── RECORD SET ──
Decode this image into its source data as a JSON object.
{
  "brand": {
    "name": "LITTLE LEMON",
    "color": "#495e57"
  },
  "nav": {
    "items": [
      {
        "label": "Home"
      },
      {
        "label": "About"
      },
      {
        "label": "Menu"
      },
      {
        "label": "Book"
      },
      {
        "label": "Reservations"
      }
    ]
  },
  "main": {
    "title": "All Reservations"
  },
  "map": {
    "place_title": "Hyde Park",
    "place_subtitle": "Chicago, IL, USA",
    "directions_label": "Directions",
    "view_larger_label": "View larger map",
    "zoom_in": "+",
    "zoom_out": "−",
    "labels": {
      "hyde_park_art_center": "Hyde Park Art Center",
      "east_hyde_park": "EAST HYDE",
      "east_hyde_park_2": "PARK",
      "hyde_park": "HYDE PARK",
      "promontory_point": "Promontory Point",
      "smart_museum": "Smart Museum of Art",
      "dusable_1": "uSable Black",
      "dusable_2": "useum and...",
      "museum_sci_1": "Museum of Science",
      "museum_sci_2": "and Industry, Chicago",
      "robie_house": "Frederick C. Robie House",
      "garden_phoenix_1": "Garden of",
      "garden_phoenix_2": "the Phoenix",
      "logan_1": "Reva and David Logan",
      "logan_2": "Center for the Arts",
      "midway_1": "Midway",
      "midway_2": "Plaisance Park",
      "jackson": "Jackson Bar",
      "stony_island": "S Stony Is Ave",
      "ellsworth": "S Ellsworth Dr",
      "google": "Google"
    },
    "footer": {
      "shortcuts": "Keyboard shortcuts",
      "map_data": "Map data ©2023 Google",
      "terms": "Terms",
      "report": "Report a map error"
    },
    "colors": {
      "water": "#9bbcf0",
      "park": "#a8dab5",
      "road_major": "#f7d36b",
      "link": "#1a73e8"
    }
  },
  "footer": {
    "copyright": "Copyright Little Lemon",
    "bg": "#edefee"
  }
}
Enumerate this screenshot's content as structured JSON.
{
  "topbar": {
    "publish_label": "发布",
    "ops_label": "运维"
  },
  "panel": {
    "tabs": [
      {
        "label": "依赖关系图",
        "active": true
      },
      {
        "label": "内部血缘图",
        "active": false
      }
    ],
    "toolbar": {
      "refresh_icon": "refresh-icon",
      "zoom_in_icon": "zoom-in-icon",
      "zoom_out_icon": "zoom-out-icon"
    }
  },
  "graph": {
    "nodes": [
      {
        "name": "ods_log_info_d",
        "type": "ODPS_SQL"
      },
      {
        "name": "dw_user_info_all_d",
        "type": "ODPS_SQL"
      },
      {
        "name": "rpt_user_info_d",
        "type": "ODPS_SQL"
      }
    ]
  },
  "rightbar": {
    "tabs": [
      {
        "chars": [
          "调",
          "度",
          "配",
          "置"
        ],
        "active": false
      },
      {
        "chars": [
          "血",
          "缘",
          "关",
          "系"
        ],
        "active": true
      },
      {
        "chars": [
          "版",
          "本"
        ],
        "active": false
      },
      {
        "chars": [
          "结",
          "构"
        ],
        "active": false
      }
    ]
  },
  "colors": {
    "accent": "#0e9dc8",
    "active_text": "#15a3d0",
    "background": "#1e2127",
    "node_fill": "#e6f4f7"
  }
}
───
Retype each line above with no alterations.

Decode this image into its source data as a JSON object.
{
  "brand": {
    "name": "LITTLE LEMON",
    "color": "#495e57"
  },
  "nav": {
    "items": [
      {
        "label": "Home"
      },
      {
        "label": "About"
      },
      {
        "label": "Menu"
      },
      {
        "label": "Book"
      },
      {
        "label": "Reservations"
      }
    ]
  },
  "main": {
    "title": "All Reservations"
  },
  "map": {
    "place_title": "Hyde Park",
    "place_subtitle": "Chicago, IL, USA",
    "directions_label": "Directions",
    "view_larger_label": "View larger map",
    "zoom_in": "+",
    "zoom_out": "−",
    "labels": {
      "hyde_park_art_center": "Hyde Park Art Center",
      "east_hyde_park": "EAST HYDE",
      "east_hyde_park_2": "PARK",
      "hyde_park": "HYDE PARK",
      "promontory_point": "Promontory Point",
      "smart_museum": "Smart Museum of Art",
      "dusable_1": "uSable Black",
      "dusable_2": "useum and...",
      "museum_sci_1": "Museum of Science",
      "museum_sci_2": "and Industry, Chicago",
      "robie_house": "Frederick C. Robie House",
      "garden_phoenix_1": "Garden of",
      "garden_phoenix_2": "the Phoenix",
      "logan_1": "Reva and David Logan",
      "logan_2": "Center for the Arts",
      "midway_1": "Midway",
      "midway_2": "Plaisance Park",
      "jackson": "Jackson Bar",
      "stony_island": "S Stony Is Ave",
      "ellsworth": "S Ellsworth Dr",
      "google": "Google"
    },
    "footer": {
      "shortcuts": "Keyboard shortcuts",
      "map_data": "Map data ©2023 Google",
      "terms": "Terms",
      "report": "Report a map error"
    },
    "colors": {
      "water": "#9bbcf0",
      "park": "#a8dab5",
      "road_major": "#f7d36b",
      "link": "#1a73e8"
    }
  },
  "footer": {
    "copyright": "Copyright Little Lemon",
    "bg": "#edefee"
  }
}
Enumerate this screenshot's content as structured JSON.
{
  "topbar": {
    "publish_label": "发布",
    "ops_label": "运维"
  },
  "panel": {
    "tabs": [
      {
        "label": "依赖关系图",
        "active": true
      },
      {
        "label": "内部血缘图",
        "active": false
      }
    ],
    "toolbar": {
      "refresh_icon": "refresh-icon",
      "zoom_in_icon": "zoom-in-icon",
      "zoom_out_icon": "zoom-out-icon"
    }
  },
  "graph": {
    "nodes": [
      {
        "name": "ods_log_info_d",
        "type": "ODPS_SQL"
      },
      {
        "name": "dw_user_info_all_d",
        "type": "ODPS_SQL"
      },
      {
        "name": "rpt_user_info_d",
        "type": "ODPS_SQL"
      }
    ]
  },
  "rightbar": {
    "tabs": [
      {
        "chars": [
          "调",
          "度",
          "配",
          "置"
        ],
        "active": false
      },
      {
        "chars": [
          "血",
          "缘",
          "关",
          "系"
        ],
        "active": true
      },
      {
        "chars": [
          "版",
          "本"
        ],
        "active": false
      },
      {
        "chars": [
          "结",
          "构"
        ],
        "active": false
      }
    ]
  },
  "colors": {
    "accent": "#0e9dc8",
    "active_text": "#15a3d0",
    "background": "#1e2127",
    "node_fill": "#e6f4f7"
  }
}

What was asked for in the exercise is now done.